In the meantime, Hafner’s free time will consist of rehab, working out, and coaching. Yes, you read that correctly – Coaching.

On Wednesday afternoon it was announced that Travis Hafner will join the coaching staff at Notre Dame College. No, not the one in South Bend, Indiana. The one located in South Euclid, Ohio next door to what used to be Regina High School. It’s not a full-time paid position. Hafner will be on board as a “volunteer assistant coach” with the freedom to leave should a big league club come calling.

For all intents and purposes, it would seem unlikely that Hafner will receive serious consideration from a Major League team. While his power potential and on base skills are still enough to warrant attention, his age and the laundry list of injuries are a definite red flag. Simply put, Travis Hafner cannot be relied upon to stay healthy for any significant period of time. In recent years it hasn’t been a question of whether or not Hafner is healthy. The question is, when would he get hurt?

During his ten seasons with the Indians, Hafner established himself as one of the more consistent power bats in the American League. His .278/.382/.509 slash line and 200 home runs are a testament to his ability during his those years. In fact, during the peak of his career, a four-year stretch from 2004 through 2007, Pronk went .296/.410/.567 with an OPS+ of 156, 127 homers and 434 RBI. He was a machine, but once the injuries started he was never the same.

From that stand point, it makes sense why Len Barker (Yes, THAT Len Barker) would want Hafner to be a member of his staff, even on a volunteer basis with the off-chance that he could be gone by mid February. Despite the fact that Hafner’s career with the Indians flatlined towards the end in 2012, his knowledge of hitting and how to have a patient approach at the plate is something he can pass on to the next generation. It’s unclear exactly what Hafner will do as a member of the Notre Dame coaching staff but hitting will definitely be involved.
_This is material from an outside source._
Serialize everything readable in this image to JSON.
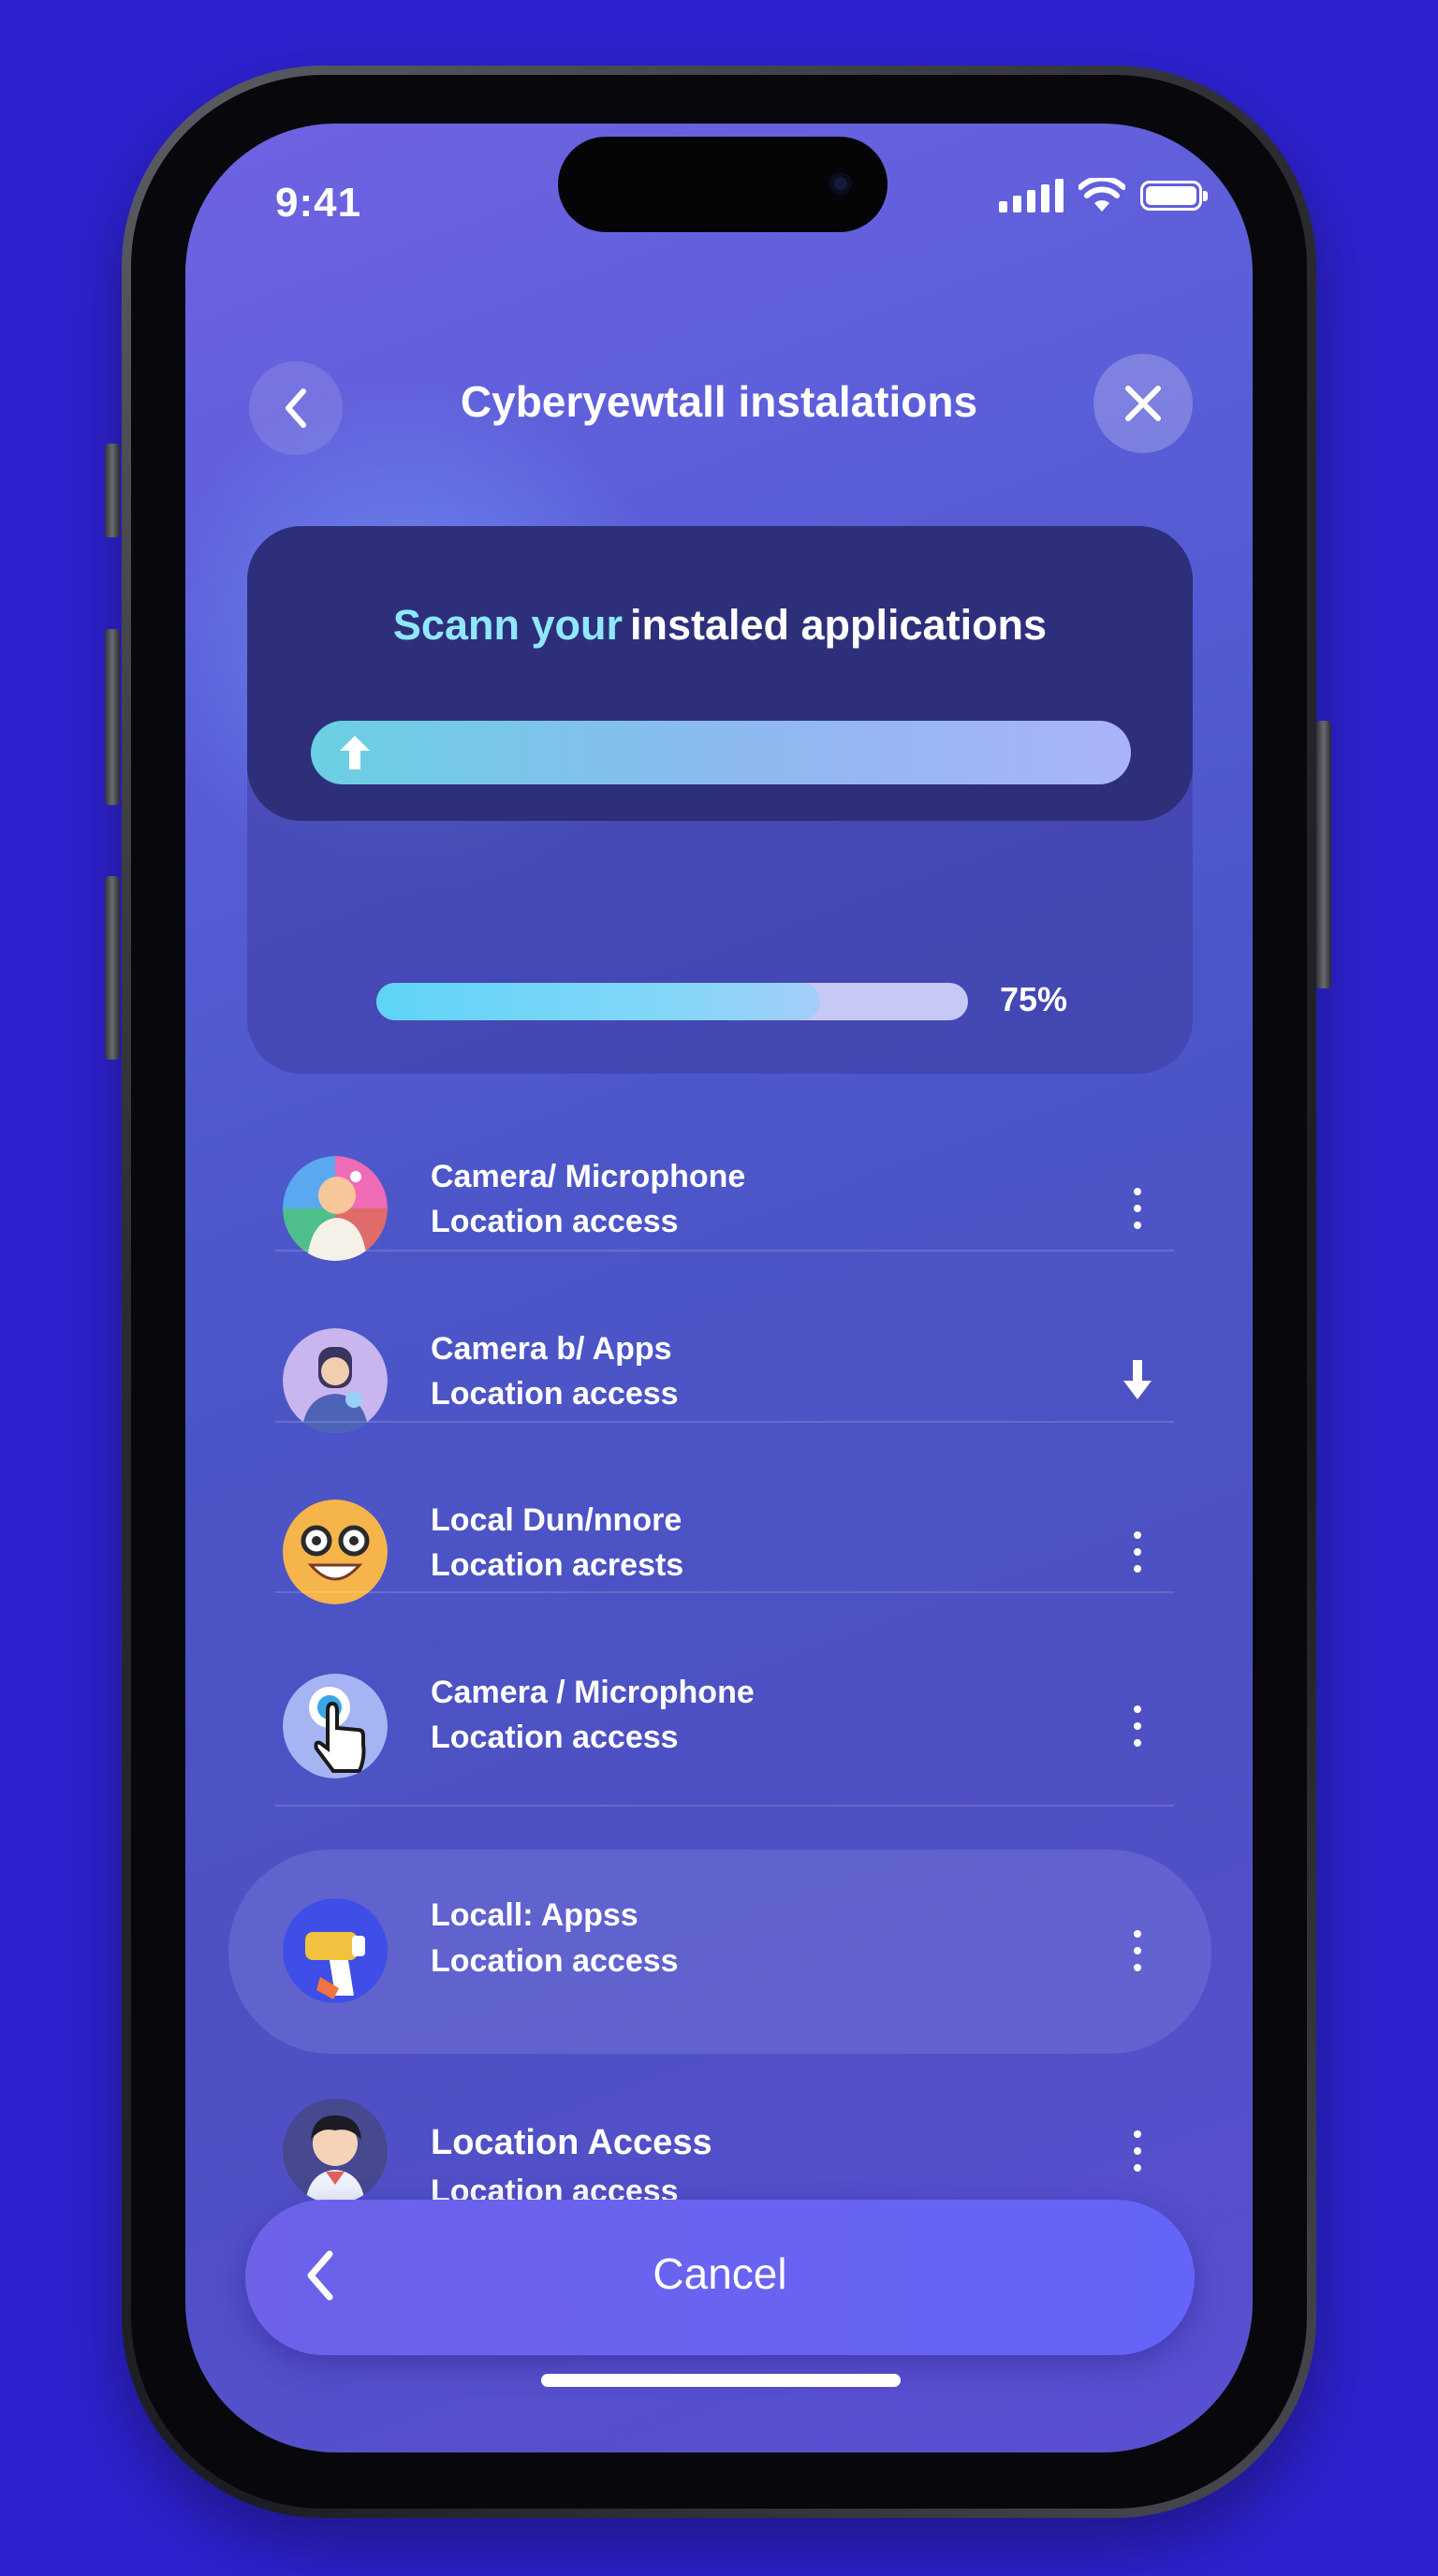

As for the future of his career, Hafner is continuing to work out as if he expects to land a job. He is reportedly working hard on his body and his swing, both of which “feel good.” Whether or not that translates to a job with a big league club remains to be seen, but as Steve Kinsella likes to point out, “power plays.” Knowing this, it would seem likely that Hafner could land a job in a Jason Giambi type of role serving as a mentor to younger players while providing power off of the bench and one, maybe twice a week in the starting lineup.

If not, Hafner is already well on his way to beginning the next chapter of his life. If coaching is something he wants to pursue as his next great endeavor, this opportunity with Notre Dame is a good start.